How to complete this task | Take the records below and write them out again exactly.

Exercise data |
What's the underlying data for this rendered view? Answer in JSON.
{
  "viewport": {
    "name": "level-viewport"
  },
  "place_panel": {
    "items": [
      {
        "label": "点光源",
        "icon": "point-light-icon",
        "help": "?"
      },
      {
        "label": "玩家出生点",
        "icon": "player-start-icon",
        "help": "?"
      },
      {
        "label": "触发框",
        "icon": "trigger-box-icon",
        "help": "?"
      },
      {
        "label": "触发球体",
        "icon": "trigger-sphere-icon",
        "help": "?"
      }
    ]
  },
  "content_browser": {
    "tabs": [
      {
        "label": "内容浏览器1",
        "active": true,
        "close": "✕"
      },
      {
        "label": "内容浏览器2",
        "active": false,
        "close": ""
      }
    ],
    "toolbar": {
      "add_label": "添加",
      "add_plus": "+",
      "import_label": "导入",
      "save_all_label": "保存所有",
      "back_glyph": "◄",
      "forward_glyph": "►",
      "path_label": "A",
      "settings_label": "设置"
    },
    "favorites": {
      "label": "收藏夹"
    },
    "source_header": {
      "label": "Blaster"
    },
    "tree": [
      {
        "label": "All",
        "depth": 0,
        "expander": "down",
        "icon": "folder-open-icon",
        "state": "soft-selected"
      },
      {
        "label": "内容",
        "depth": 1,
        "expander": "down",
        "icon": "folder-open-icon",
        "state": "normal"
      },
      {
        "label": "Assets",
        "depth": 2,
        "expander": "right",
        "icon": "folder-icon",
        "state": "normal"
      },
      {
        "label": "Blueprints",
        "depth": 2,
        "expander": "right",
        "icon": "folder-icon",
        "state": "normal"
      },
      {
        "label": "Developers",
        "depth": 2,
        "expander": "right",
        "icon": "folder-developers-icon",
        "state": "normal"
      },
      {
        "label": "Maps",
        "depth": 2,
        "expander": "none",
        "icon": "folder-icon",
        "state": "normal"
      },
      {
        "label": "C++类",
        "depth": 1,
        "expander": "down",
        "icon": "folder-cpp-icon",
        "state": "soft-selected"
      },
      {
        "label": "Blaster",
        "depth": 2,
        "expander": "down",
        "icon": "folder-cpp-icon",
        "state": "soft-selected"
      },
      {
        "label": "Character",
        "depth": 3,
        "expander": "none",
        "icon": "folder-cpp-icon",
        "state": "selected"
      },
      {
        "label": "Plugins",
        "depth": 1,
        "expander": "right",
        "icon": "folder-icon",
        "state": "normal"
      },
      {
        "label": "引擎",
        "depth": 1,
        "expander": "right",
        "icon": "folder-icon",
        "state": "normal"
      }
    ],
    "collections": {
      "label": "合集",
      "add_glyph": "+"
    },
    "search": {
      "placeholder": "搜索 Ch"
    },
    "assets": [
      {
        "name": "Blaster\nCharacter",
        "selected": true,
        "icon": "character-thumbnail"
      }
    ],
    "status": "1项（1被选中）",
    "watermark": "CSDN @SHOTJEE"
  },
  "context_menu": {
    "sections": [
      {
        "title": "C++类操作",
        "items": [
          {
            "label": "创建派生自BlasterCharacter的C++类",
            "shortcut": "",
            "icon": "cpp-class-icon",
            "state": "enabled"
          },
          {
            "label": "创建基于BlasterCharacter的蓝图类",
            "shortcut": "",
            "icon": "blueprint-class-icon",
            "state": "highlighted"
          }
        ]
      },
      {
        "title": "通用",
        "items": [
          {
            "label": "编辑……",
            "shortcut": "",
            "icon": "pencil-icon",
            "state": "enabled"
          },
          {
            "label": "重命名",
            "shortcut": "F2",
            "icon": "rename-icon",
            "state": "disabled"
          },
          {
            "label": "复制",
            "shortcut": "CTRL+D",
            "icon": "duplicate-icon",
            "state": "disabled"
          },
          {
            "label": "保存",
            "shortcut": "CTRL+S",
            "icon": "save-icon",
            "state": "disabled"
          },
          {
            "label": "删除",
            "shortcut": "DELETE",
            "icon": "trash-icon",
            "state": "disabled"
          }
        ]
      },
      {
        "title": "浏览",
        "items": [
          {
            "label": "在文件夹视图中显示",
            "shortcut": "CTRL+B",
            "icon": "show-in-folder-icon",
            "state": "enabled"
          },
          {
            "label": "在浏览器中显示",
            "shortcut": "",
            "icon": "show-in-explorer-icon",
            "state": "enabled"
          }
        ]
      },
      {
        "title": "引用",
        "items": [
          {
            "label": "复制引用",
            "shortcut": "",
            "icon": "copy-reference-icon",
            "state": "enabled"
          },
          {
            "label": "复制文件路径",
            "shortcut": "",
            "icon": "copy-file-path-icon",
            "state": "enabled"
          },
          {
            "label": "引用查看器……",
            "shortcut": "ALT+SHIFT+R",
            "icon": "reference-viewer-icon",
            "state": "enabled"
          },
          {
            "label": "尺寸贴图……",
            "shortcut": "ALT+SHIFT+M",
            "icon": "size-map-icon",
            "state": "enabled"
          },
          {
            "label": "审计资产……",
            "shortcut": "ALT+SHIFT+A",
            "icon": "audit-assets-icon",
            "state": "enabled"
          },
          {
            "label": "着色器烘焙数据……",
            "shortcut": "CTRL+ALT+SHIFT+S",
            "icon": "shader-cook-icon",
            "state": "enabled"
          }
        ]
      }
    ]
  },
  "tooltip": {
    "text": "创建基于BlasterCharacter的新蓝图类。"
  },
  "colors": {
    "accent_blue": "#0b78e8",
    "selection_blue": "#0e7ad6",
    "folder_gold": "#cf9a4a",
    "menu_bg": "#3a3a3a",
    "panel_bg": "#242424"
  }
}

Exercise response |
What's the underlying data for this rendered view? Answer in JSON.
{
  "viewport": {
    "name": "level-viewport"
  },
  "place_panel": {
    "items": [
      {
        "label": "点光源",
        "icon": "point-light-icon",
        "help": "?"
      },
      {
        "label": "玩家出生点",
        "icon": "player-start-icon",
        "help": "?"
      },
      {
        "label": "触发框",
        "icon": "trigger-box-icon",
        "help": "?"
      },
      {
        "label": "触发球体",
        "icon": "trigger-sphere-icon",
        "help": "?"
      }
    ]
  },
  "content_browser": {
    "tabs": [
      {
        "label": "内容浏览器1",
        "active": true,
        "close": "✕"
      },
      {
        "label": "内容浏览器2",
        "active": false,
        "close": ""
      }
    ],
    "toolbar": {
      "add_label": "添加",
      "add_plus": "+",
      "import_label": "导入",
      "save_all_label": "保存所有",
      "back_glyph": "◄",
      "forward_glyph": "►",
      "path_label": "A",
      "settings_label": "设置"
    },
    "favorites": {
      "label": "收藏夹"
    },
    "source_header": {
      "label": "Blaster"
    },
    "tree": [
      {
        "label": "All",
        "depth": 0,
        "expander": "down",
        "icon": "folder-open-icon",
        "state": "soft-selected"
      },
      {
        "label": "内容",
        "depth": 1,
        "expander": "down",
        "icon": "folder-open-icon",
        "state": "normal"
      },
      {
        "label": "Assets",
        "depth": 2,
        "expander": "right",
        "icon": "folder-icon",
        "state": "normal"
      },
      {
        "label": "Blueprints",
        "depth": 2,
        "expander": "right",
        "icon": "folder-icon",
        "state": "normal"
      },
      {
        "label": "Developers",
        "depth": 2,
        "expander": "right",
        "icon": "folder-developers-icon",
        "state": "normal"
      },
      {
        "label": "Maps",
        "depth": 2,
        "expander": "none",
        "icon": "folder-icon",
        "state": "normal"
      },
      {
        "label": "C++类",
        "depth": 1,
        "expander": "down",
        "icon": "folder-cpp-icon",
        "state": "soft-selected"
      },
      {
        "label": "Blaster",
        "depth": 2,
        "expander": "down",
        "icon": "folder-cpp-icon",
        "state": "soft-selected"
      },
      {
        "label": "Character",
        "depth": 3,
        "expander": "none",
        "icon": "folder-cpp-icon",
        "state": "selected"
      },
      {
        "label": "Plugins",
        "depth": 1,
        "expander": "right",
        "icon": "folder-icon",
        "state": "normal"
      },
      {
        "label": "引擎",
        "depth": 1,
        "expander": "right",
        "icon": "folder-icon",
        "state": "normal"
      }
    ],
    "collections": {
      "label": "合集",
      "add_glyph": "+"
    },
    "search": {
      "placeholder": "搜索 Ch"
    },
    "assets": [
      {
        "name": "Blaster\nCharacter",
        "selected": true,
        "icon": "character-thumbnail"
      }
    ],
    "status": "1项（1被选中）",
    "watermark": "CSDN @SHOTJEE"
  },
  "context_menu": {
    "sections": [
      {
        "title": "C++类操作",
        "items": [
          {
            "label": "创建派生自BlasterCharacter的C++类",
            "shortcut": "",
            "icon": "cpp-class-icon",
            "state": "enabled"
          },
          {
            "label": "创建基于BlasterCharacter的蓝图类",
            "shortcut": "",
            "icon": "blueprint-class-icon",
            "state": "highlighted"
          }
        ]
      },
      {
        "title": "通用",
        "items": [
          {
            "label": "编辑……",
            "shortcut": "",
            "icon": "pencil-icon",
            "state": "enabled"
          },
          {
            "label": "重命名",
            "shortcut": "F2",
            "icon": "rename-icon",
            "state": "disabled"
          },
          {
            "label": "复制",
            "shortcut": "CTRL+D",
            "icon": "duplicate-icon",
            "state": "disabled"
          },
          {
            "label": "保存",
            "shortcut": "CTRL+S",
            "icon": "save-icon",
            "state": "disabled"
          },
          {
            "label": "删除",
            "shortcut": "DELETE",
            "icon": "trash-icon",
            "state": "disabled"
          }
        ]
      },
      {
        "title": "浏览",
        "items": [
          {
            "label": "在文件夹视图中显示",
            "shortcut": "CTRL+B",
            "icon": "show-in-folder-icon",
            "state": "enabled"
          },
          {
            "label": "在浏览器中显示",
            "shortcut": "",
            "icon": "show-in-explorer-icon",
            "state": "enabled"
          }
        ]
      },
      {
        "title": "引用",
        "items": [
          {
            "label": "复制引用",
            "shortcut": "",
            "icon": "copy-reference-icon",
            "state": "enabled"
          },
          {
            "label": "复制文件路径",
            "shortcut": "",
            "icon": "copy-file-path-icon",
            "state": "enabled"
          },
          {
            "label": "引用查看器……",
            "shortcut": "ALT+SHIFT+R",
            "icon": "reference-viewer-icon",
            "state": "enabled"
          },
          {
            "label": "尺寸贴图……",
            "shortcut": "ALT+SHIFT+M",
            "icon": "size-map-icon",
            "state": "enabled"
          },
          {
            "label": "审计资产……",
            "shortcut": "ALT+SHIFT+A",
            "icon": "audit-assets-icon",
            "state": "enabled"
          },
          {
            "label": "着色器烘焙数据……",
            "shortcut": "CTRL+ALT+SHIFT+S",
            "icon": "shader-cook-icon",
            "state": "enabled"
          }
        ]
      }
    ]
  },
  "tooltip": {
    "text": "创建基于BlasterCharacter的新蓝图类。"
  },
  "colors": {
    "accent_blue": "#0b78e8",
    "selection_blue": "#0e7ad6",
    "folder_gold": "#cf9a4a",
    "menu_bg": "#3a3a3a",
    "panel_bg": "#242424"
  }
}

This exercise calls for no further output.